**WHAT THIS TASK INVOLVES**
Could you copy all of the records below exactly as they appear?

**DATA TO USE**
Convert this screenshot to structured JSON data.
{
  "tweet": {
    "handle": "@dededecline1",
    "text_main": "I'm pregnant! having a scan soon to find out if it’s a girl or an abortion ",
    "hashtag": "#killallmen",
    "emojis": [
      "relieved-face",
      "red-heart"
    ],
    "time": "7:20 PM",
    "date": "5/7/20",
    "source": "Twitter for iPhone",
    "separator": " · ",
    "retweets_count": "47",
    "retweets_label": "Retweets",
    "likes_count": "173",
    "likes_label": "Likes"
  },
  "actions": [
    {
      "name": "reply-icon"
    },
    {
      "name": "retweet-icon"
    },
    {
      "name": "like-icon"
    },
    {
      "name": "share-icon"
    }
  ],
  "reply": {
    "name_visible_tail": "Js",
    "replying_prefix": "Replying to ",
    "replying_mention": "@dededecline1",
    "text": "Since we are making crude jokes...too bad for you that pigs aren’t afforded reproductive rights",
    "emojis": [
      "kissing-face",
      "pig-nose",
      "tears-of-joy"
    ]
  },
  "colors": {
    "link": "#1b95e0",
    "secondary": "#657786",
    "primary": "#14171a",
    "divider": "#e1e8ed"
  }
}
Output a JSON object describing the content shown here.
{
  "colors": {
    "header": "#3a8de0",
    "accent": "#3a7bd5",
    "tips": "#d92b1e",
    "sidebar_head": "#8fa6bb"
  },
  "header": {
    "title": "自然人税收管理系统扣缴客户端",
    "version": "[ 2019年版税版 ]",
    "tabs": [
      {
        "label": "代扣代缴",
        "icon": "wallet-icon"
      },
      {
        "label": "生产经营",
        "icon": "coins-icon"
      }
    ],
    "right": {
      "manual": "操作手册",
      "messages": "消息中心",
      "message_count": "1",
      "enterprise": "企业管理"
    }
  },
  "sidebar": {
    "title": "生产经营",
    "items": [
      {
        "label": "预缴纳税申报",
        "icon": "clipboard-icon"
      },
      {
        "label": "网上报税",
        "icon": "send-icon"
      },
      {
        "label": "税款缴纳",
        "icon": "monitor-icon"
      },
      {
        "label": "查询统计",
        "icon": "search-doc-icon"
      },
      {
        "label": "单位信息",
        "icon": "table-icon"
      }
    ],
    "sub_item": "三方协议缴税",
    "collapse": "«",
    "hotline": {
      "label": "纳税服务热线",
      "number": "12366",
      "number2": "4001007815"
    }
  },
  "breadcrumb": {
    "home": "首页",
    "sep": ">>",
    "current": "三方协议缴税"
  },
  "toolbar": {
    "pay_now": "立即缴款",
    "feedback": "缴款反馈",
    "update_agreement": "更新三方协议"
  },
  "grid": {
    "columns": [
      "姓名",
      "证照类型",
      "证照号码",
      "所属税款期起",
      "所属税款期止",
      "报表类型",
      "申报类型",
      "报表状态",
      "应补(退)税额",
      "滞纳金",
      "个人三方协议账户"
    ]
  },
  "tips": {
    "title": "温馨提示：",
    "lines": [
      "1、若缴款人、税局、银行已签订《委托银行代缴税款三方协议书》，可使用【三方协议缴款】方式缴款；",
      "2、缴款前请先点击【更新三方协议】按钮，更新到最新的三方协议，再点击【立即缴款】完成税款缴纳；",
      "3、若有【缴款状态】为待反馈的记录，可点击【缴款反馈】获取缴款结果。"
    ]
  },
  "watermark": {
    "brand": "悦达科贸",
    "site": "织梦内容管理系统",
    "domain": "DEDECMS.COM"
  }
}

**SOLUTION TO THIS TASK**
Convert this screenshot to structured JSON data.
{
  "tweet": {
    "handle": "@dededecline1",
    "text_main": "I'm pregnant! having a scan soon to find out if it’s a girl or an abortion ",
    "hashtag": "#killallmen",
    "emojis": [
      "relieved-face",
      "red-heart"
    ],
    "time": "7:20 PM",
    "date": "5/7/20",
    "source": "Twitter for iPhone",
    "separator": " · ",
    "retweets_count": "47",
    "retweets_label": "Retweets",
    "likes_count": "173",
    "likes_label": "Likes"
  },
  "actions": [
    {
      "name": "reply-icon"
    },
    {
      "name": "retweet-icon"
    },
    {
      "name": "like-icon"
    },
    {
      "name": "share-icon"
    }
  ],
  "reply": {
    "name_visible_tail": "Js",
    "replying_prefix": "Replying to ",
    "replying_mention": "@dededecline1",
    "text": "Since we are making crude jokes...too bad for you that pigs aren’t afforded reproductive rights",
    "emojis": [
      "kissing-face",
      "pig-nose",
      "tears-of-joy"
    ]
  },
  "colors": {
    "link": "#1b95e0",
    "secondary": "#657786",
    "primary": "#14171a",
    "divider": "#e1e8ed"
  }
}
Output a JSON object describing the content shown here.
{
  "colors": {
    "header": "#3a8de0",
    "accent": "#3a7bd5",
    "tips": "#d92b1e",
    "sidebar_head": "#8fa6bb"
  },
  "header": {
    "title": "自然人税收管理系统扣缴客户端",
    "version": "[ 2019年版税版 ]",
    "tabs": [
      {
        "label": "代扣代缴",
        "icon": "wallet-icon"
      },
      {
        "label": "生产经营",
        "icon": "coins-icon"
      }
    ],
    "right": {
      "manual": "操作手册",
      "messages": "消息中心",
      "message_count": "1",
      "enterprise": "企业管理"
    }
  },
  "sidebar": {
    "title": "生产经营",
    "items": [
      {
        "label": "预缴纳税申报",
        "icon": "clipboard-icon"
      },
      {
        "label": "网上报税",
        "icon": "send-icon"
      },
      {
        "label": "税款缴纳",
        "icon": "monitor-icon"
      },
      {
        "label": "查询统计",
        "icon": "search-doc-icon"
      },
      {
        "label": "单位信息",
        "icon": "table-icon"
      }
    ],
    "sub_item": "三方协议缴税",
    "collapse": "«",
    "hotline": {
      "label": "纳税服务热线",
      "number": "12366",
      "number2": "4001007815"
    }
  },
  "breadcrumb": {
    "home": "首页",
    "sep": ">>",
    "current": "三方协议缴税"
  },
  "toolbar": {
    "pay_now": "立即缴款",
    "feedback": "缴款反馈",
    "update_agreement": "更新三方协议"
  },
  "grid": {
    "columns": [
      "姓名",
      "证照类型",
      "证照号码",
      "所属税款期起",
      "所属税款期止",
      "报表类型",
      "申报类型",
      "报表状态",
      "应补(退)税额",
      "滞纳金",
      "个人三方协议账户"
    ]
  },
  "tips": {
    "title": "温馨提示：",
    "lines": [
      "1、若缴款人、税局、银行已签订《委托银行代缴税款三方协议书》，可使用【三方协议缴款】方式缴款；",
      "2、缴款前请先点击【更新三方协议】按钮，更新到最新的三方协议，再点击【立即缴款】完成税款缴纳；",
      "3、若有【缴款状态】为待反馈的记录，可点击【缴款反馈】获取缴款结果。"
    ]
  },
  "watermark": {
    "brand": "悦达科贸",
    "site": "织梦内容管理系统",
    "domain": "DEDECMS.COM"
  }
}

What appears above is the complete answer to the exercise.